SOURCE MATERIAL Block Start

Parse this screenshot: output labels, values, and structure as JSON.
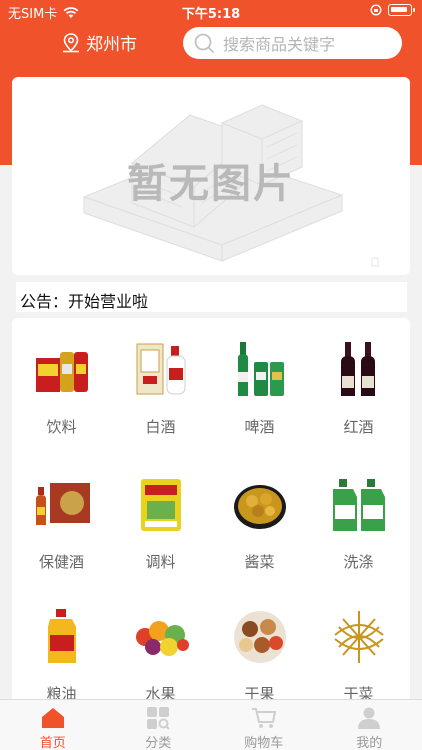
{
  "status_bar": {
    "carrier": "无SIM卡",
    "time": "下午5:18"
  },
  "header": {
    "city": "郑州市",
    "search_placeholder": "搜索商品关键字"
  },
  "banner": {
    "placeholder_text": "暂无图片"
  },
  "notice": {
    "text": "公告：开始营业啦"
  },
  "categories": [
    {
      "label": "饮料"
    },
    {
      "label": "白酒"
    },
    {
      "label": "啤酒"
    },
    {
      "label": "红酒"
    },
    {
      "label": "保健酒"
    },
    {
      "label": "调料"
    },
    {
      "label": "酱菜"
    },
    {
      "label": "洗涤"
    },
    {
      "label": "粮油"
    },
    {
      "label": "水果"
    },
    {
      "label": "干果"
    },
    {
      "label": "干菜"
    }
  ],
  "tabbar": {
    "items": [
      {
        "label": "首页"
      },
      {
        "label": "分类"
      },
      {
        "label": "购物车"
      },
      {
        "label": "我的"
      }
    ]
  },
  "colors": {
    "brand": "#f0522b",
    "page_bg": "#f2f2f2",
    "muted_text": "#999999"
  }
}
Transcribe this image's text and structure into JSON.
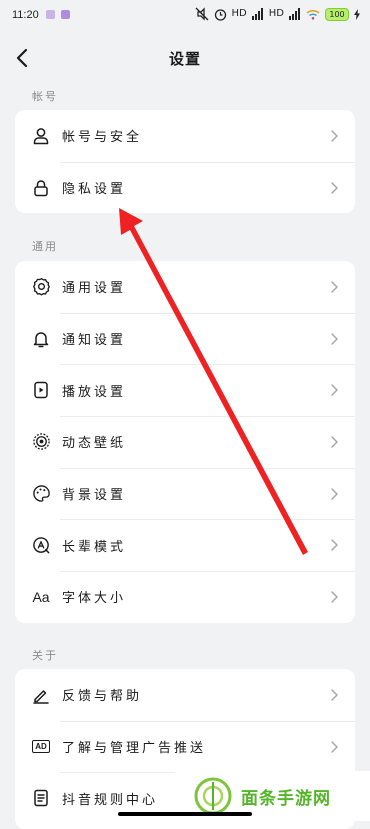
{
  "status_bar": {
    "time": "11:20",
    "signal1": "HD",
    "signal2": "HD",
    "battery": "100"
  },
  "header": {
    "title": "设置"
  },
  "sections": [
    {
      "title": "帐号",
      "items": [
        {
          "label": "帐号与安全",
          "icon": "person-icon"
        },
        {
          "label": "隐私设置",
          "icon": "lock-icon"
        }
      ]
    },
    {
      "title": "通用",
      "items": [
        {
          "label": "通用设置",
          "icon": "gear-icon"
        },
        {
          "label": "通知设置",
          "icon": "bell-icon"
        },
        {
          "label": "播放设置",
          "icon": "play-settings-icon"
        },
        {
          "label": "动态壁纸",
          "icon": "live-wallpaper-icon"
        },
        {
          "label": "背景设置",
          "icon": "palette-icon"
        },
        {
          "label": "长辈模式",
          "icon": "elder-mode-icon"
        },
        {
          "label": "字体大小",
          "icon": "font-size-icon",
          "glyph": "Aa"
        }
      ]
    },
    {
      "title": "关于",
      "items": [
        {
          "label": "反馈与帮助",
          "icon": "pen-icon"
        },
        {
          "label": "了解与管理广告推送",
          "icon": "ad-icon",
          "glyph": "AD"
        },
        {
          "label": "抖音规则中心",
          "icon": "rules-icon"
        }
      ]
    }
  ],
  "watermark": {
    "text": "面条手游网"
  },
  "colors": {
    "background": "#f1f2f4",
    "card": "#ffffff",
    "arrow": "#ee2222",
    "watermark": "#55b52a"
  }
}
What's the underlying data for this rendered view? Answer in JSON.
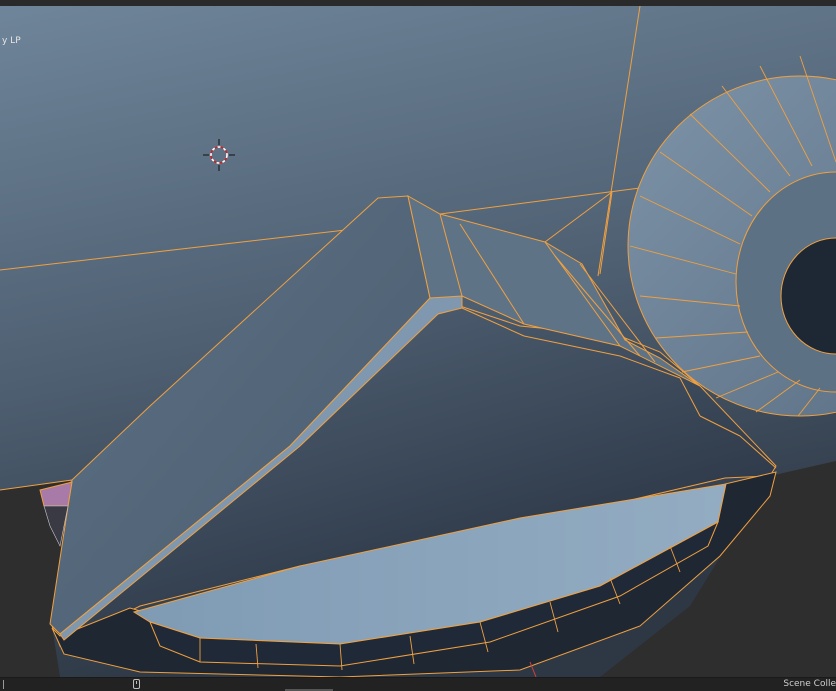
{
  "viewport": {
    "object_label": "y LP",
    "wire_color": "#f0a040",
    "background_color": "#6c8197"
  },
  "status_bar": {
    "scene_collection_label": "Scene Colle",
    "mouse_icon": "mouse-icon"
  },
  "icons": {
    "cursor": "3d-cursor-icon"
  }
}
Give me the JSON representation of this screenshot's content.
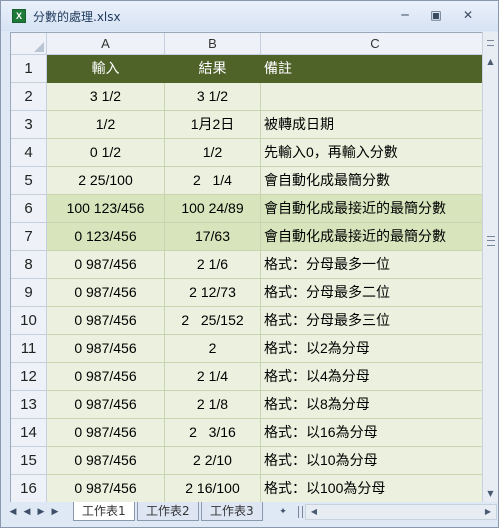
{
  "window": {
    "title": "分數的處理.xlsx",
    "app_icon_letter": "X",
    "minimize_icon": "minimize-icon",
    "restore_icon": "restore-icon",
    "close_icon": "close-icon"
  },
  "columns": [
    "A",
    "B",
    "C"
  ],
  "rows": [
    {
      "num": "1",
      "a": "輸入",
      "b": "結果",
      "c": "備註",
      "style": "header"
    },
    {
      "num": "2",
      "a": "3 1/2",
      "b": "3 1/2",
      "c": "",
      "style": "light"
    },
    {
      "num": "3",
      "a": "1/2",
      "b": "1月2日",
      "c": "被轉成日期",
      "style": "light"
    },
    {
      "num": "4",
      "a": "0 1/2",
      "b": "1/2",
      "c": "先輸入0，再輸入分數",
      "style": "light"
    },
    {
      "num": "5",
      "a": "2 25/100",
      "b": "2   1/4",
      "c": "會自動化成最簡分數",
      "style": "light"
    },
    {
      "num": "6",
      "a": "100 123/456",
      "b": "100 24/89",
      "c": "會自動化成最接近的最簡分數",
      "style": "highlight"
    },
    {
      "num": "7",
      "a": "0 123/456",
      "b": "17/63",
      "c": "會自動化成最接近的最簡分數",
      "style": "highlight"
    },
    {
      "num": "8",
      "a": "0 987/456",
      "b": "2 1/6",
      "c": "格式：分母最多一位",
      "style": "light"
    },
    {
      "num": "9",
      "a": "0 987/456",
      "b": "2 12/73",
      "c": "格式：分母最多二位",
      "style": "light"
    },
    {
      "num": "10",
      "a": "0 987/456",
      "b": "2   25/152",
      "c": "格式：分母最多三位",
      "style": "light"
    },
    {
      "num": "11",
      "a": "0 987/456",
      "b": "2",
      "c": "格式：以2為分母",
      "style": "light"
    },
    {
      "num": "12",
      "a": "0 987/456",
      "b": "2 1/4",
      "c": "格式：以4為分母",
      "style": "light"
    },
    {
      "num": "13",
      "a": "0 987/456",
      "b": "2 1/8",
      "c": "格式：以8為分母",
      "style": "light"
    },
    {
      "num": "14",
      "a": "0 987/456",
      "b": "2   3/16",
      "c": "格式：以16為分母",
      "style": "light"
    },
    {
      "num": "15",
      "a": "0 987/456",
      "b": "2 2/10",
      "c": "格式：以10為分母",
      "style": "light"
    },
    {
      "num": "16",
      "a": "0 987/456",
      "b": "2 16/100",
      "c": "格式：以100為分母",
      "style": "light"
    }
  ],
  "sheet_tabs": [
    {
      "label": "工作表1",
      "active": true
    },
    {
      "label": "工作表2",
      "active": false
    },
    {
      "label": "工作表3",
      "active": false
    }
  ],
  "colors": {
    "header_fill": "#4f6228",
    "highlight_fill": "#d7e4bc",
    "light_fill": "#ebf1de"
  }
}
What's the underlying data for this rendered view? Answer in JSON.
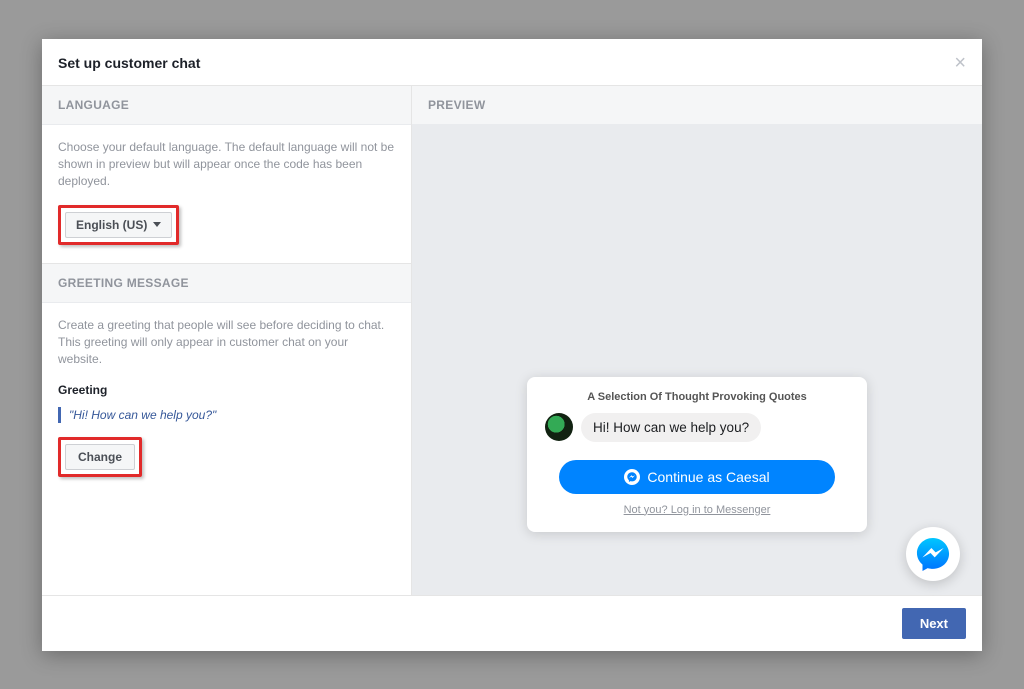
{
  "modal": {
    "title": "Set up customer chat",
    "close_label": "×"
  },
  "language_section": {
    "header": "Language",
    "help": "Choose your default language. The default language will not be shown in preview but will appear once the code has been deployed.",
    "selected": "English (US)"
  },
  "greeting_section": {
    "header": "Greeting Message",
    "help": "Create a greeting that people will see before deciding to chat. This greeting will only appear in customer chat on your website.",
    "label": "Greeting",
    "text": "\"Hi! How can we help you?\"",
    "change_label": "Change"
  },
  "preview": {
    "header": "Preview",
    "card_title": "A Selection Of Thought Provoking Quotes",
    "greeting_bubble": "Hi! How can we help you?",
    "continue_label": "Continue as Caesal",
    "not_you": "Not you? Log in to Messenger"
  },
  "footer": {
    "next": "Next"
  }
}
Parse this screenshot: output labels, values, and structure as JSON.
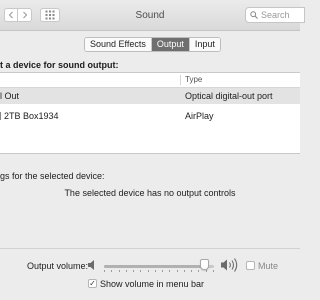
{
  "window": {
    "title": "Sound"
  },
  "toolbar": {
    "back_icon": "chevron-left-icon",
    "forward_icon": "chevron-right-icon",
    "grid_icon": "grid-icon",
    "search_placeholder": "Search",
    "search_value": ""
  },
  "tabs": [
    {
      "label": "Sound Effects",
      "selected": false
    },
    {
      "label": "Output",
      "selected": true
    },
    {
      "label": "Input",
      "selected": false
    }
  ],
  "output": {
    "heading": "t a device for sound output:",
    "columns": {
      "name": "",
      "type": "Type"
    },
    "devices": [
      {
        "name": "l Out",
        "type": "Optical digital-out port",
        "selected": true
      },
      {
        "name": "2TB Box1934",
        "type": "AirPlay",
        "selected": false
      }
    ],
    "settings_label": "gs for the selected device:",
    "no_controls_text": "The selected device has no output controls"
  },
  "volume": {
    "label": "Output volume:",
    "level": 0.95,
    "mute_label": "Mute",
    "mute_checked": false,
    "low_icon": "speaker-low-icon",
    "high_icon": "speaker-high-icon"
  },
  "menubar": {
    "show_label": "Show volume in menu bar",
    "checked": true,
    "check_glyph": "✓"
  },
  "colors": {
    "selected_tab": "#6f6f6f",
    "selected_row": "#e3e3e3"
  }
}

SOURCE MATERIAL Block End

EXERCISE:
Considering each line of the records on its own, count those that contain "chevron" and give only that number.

OUTPUT BELOW:
2